There are times in the theatre when I sense that the actors don't quite believe in the play. They give it a hundred per cent in terms of effort, but somehow there's a gulf between the actors and the parts they are playing, a lack of real conviction. If the actors don't believe in what they're doing, they're not likely to make the audience believe either. That's rather what I felt when I saw Conor Macpherson's The Seafarer at the National a few weeks ago.
When the writer and the director can get the actors to commit themselves totally, on the other hand, the results can be electrifying. That's what I felt about The Lightning Play by Charlotte Jones at the Almeida. Jones is the author of Humble Boy, which won prizes at the National three or four years ago and had some heavy hitters in the cast -- Simon Russell Beale and Diana Rigg, who was replaced by Felicity Kendal. The Lightning Play doesn't have any starry names, but the cast of eight are just brilliant. The play is very funny and very dark. Considering how few good new comedies there are in the West End, this one should find a transfer immediately. Some reviewers find Jones's writing a touch derivative, and there are certainly echoes of other dramatists in her work, but I prefer to think that she's just absorbed a lot of good lessons. It's a play I would love to have written myself. There are moments of verbal wit that recall Stoppard, of painful embarrassment that recall Mike Leigh, and of savage grief and cruelty that recall Albee.
Max Villiers (Matthew Marsh) is a successful ghostwriter of celebrity autobiographies while his wife Harriet (Eleanor David) is a compulsive shopper. Their stylish North London home (not a million miles from the world of the Almeida's audience) has a brand new plasma screen television that Max just can't get to work. It's Halloween and an ill-assorted group of four guests join Max and Harriet for the evening. Now this kind of setup is rather commonplace, and has been used in plays as diverse as Abigail's Party and Who's Afraid of Virginia Woolf. Cue alcohol-fuelled truth-telling and the revelation of awkward secrets. But Jones gives it all a fresh twist because her characters are so beautifully crafted and their interaction generates the comedy. We sense early on that something is badly wrong when every time the doorbell is rung by trick-or-treating children, Max sees strange images of a girl in a forest flashing across the plasma screen. It's elegantly done, and director Anna Mackmin doesn't labour the point that the other characters don't see the images. As the play progresses we learn the depths of the tragedy and grief that lie behind the empty marriage. Max and Harriet are estranged from their daughter Anna, who is somewhere in the Palestinian West Bank defying Israeli tanks. Initially it's the four guests who appear to be the victims -- Max's hapless friend Eddie (Lloyd Hutchinson) , his loopy new-age girlfriend Jack (Adie Allen), and the young married couple Imogen (Katherine Parkinson) and Marcus (Orlando Seale). All four have their moments of panic and despair as the evening unfolds, but it's Max and Harriet who suffer most.

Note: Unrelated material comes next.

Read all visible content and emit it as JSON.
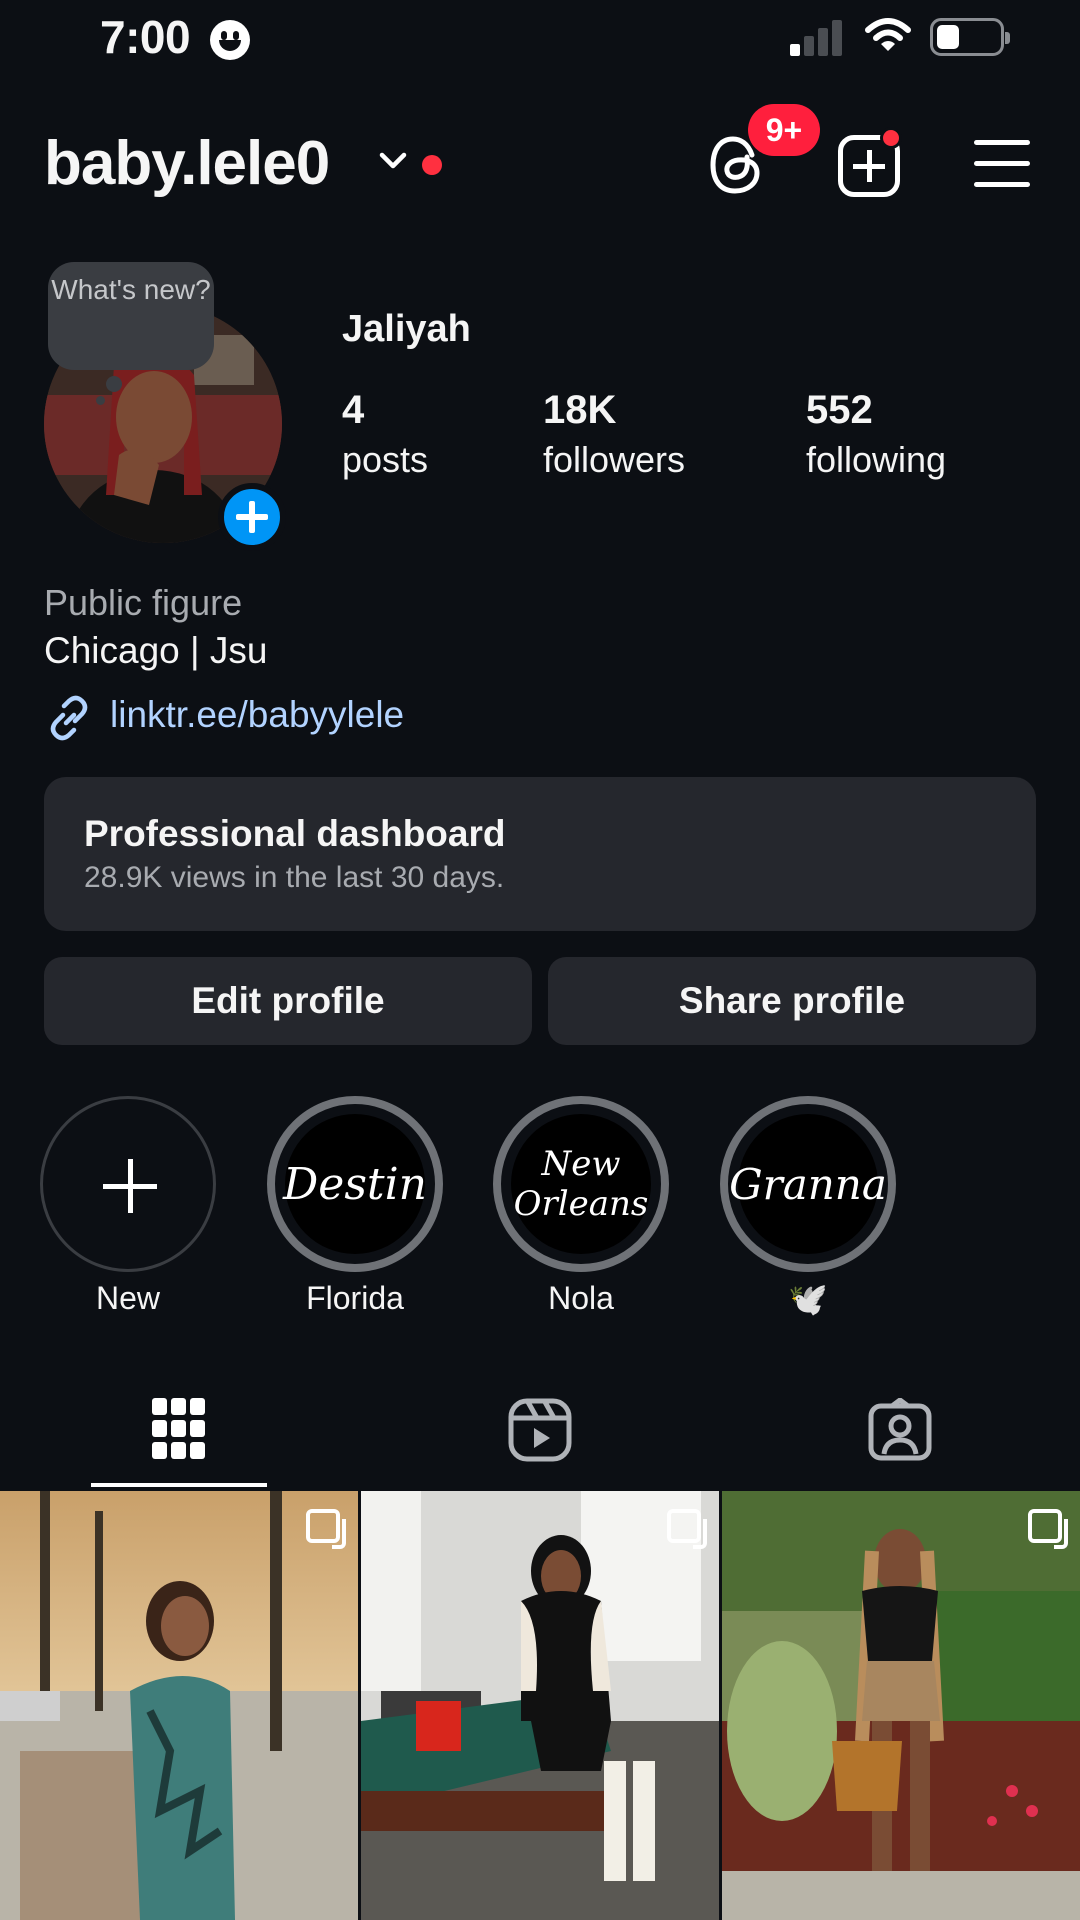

The excellent cast also includes two cameo roles -- Simon Kassianides as a Turkish carpet dealer and Christina Cole as a Page Three girl. They too are faultless.
One more observation: this is the first and only time that I've seen a TV screen being used for a real dramatic purpose in a theatre. Well done to director Anna Mackmin and designer Lez Brotherston. In a year where there haven't been that many good new plays in London, this one is in my top three.